Material shown –

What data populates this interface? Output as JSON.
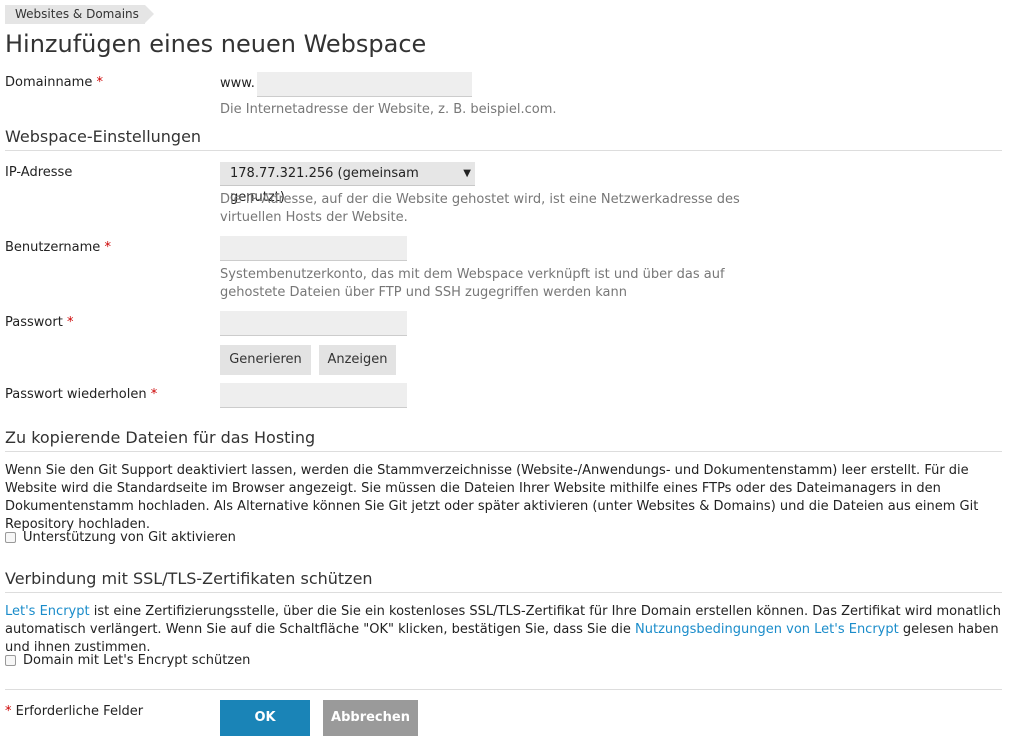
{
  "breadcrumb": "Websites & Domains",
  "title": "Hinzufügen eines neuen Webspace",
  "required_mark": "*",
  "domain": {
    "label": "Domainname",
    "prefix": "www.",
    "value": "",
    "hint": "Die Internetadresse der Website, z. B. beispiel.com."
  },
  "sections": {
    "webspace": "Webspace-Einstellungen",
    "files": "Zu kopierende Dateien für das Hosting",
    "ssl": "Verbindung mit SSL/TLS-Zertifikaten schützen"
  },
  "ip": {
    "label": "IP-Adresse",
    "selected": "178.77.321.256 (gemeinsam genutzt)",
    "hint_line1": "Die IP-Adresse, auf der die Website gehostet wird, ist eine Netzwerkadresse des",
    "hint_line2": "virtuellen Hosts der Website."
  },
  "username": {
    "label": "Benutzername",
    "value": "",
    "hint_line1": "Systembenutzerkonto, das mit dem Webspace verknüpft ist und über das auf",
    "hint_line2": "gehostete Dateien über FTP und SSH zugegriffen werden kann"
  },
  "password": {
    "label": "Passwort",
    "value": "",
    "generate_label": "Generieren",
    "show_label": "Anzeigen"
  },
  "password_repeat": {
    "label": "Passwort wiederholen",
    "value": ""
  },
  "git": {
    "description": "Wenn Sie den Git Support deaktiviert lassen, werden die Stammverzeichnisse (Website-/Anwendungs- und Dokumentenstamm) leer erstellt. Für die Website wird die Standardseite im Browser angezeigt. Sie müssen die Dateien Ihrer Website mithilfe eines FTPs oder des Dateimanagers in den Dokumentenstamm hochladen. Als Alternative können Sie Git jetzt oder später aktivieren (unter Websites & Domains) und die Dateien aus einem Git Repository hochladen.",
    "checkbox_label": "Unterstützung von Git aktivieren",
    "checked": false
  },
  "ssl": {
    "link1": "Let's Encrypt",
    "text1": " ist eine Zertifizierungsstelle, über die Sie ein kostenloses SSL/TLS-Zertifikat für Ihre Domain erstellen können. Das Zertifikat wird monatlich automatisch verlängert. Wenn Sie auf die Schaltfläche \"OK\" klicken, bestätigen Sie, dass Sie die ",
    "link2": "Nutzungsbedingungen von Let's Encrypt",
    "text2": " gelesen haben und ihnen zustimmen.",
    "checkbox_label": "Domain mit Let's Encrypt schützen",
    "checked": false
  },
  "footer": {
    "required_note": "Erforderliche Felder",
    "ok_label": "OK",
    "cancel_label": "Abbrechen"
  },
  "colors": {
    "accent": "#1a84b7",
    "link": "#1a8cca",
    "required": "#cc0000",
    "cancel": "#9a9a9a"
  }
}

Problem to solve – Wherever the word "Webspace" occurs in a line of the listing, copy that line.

Exercise response –
  "title": "Hinzufügen eines neuen Webspace",
    "webspace": "Webspace-Einstellungen",
    "hint_line1": "Systembenutzerkonto, das mit dem Webspace verknüpft ist und über das auf",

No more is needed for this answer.